* [YOUR ASSIGNMENT]:
Once the pictures are set aside, copy everything else in the records exactly.

* [SUPPLIED MATERIAL]:
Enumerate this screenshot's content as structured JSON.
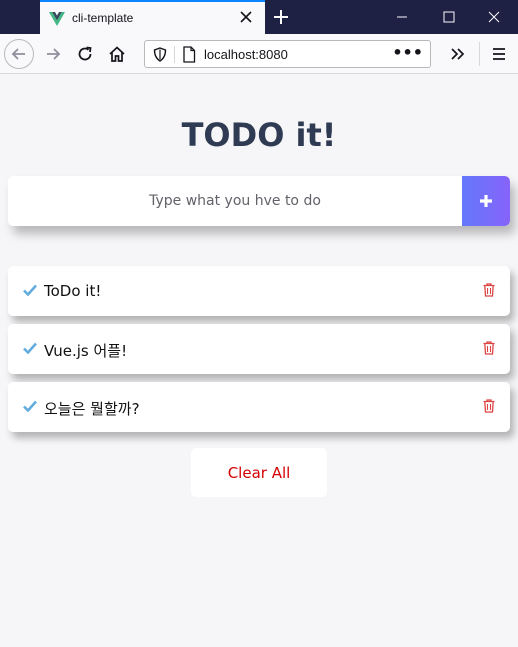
{
  "browser": {
    "tab_title": "cli-template",
    "url": "localhost:8080",
    "url_more": "•••"
  },
  "app": {
    "title": "TODO it!",
    "input_placeholder": "Type what you hve to do",
    "add_button_symbol": "+",
    "todos": [
      {
        "text": "ToDo it!"
      },
      {
        "text": "Vue.js 어플!"
      },
      {
        "text": "오늘은 뭘할까?"
      }
    ],
    "clear_label": "Clear All"
  },
  "colors": {
    "accent_gradient_start": "#6478fb",
    "accent_gradient_end": "#8763fb",
    "check": "#62acde",
    "trash": "#de4343",
    "clear_text": "#d40000",
    "title": "#2f3b52",
    "titlebar": "#1f2144"
  }
}
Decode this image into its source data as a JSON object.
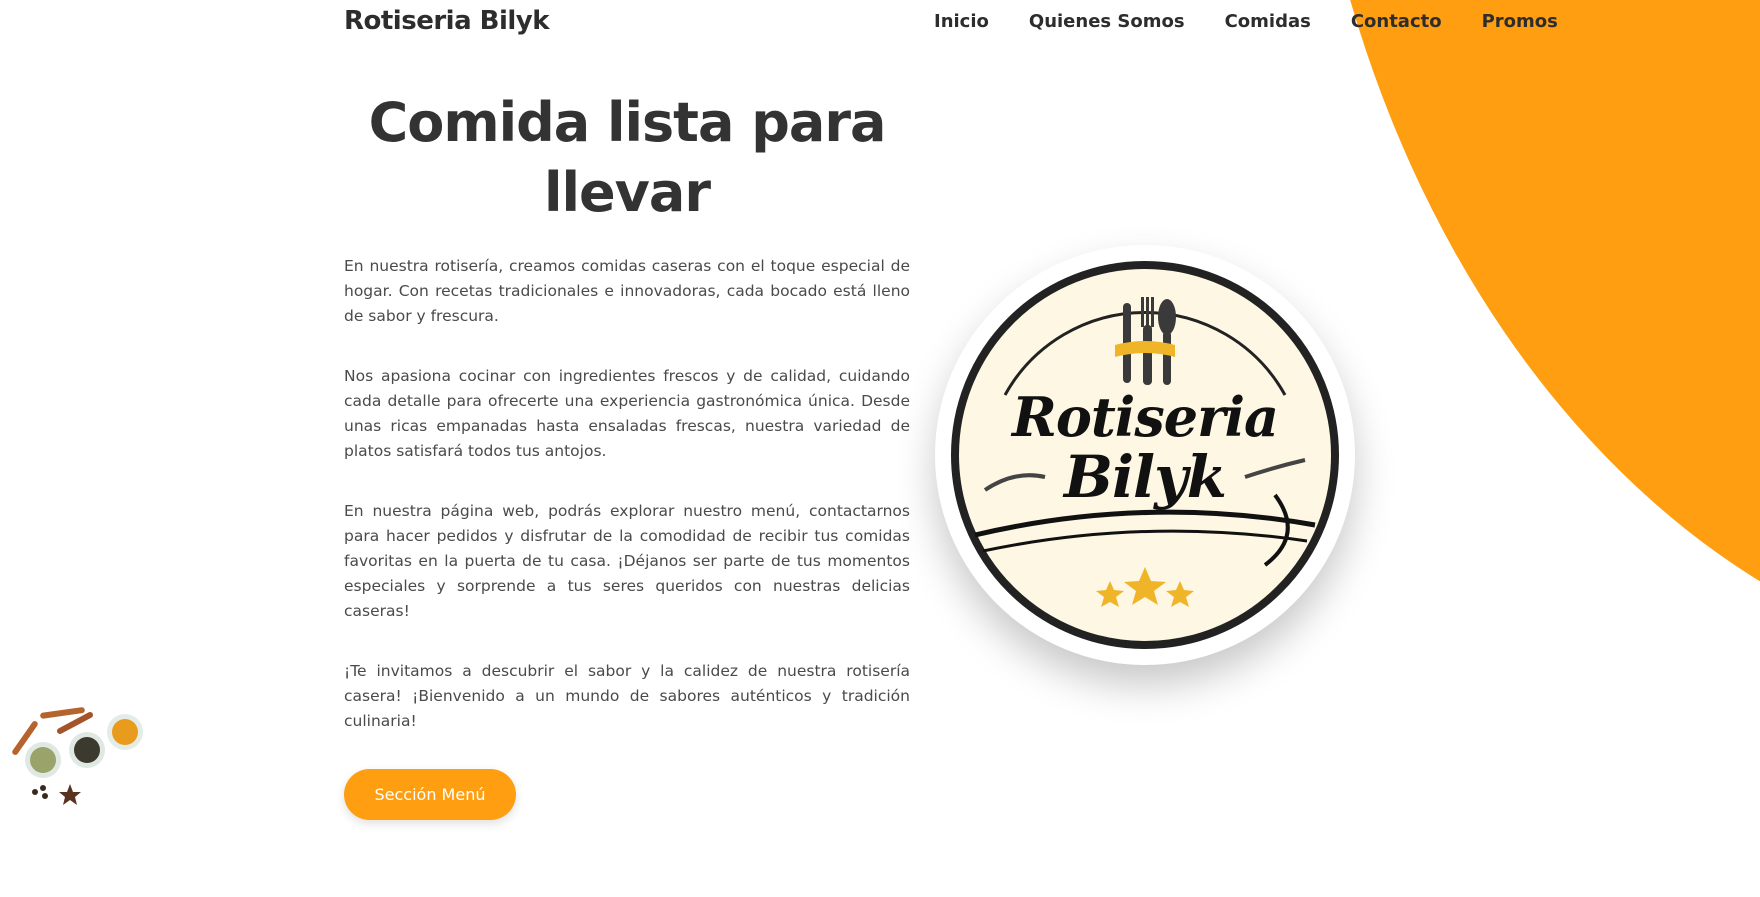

* [SOLUTION FOR THIS TASK]:
Enumerate this screenshot's content as structured JSON.
{
  "browser": {
    "tab_title": "cli-template",
    "url": "localhost:8080",
    "url_more": "•••"
  },
  "app": {
    "title": "TODO it!",
    "input_placeholder": "Type what you hve to do",
    "add_button_symbol": "+",
    "todos": [
      {
        "text": "ToDo it!"
      },
      {
        "text": "Vue.js 어플!"
      },
      {
        "text": "오늘은 뭘할까?"
      }
    ],
    "clear_label": "Clear All"
  },
  "colors": {
    "accent_gradient_start": "#6478fb",
    "accent_gradient_end": "#8763fb",
    "check": "#62acde",
    "trash": "#de4343",
    "clear_text": "#d40000",
    "title": "#2f3b52",
    "titlebar": "#1f2144"
  }
}
Decode this image into its source data as a JSON object.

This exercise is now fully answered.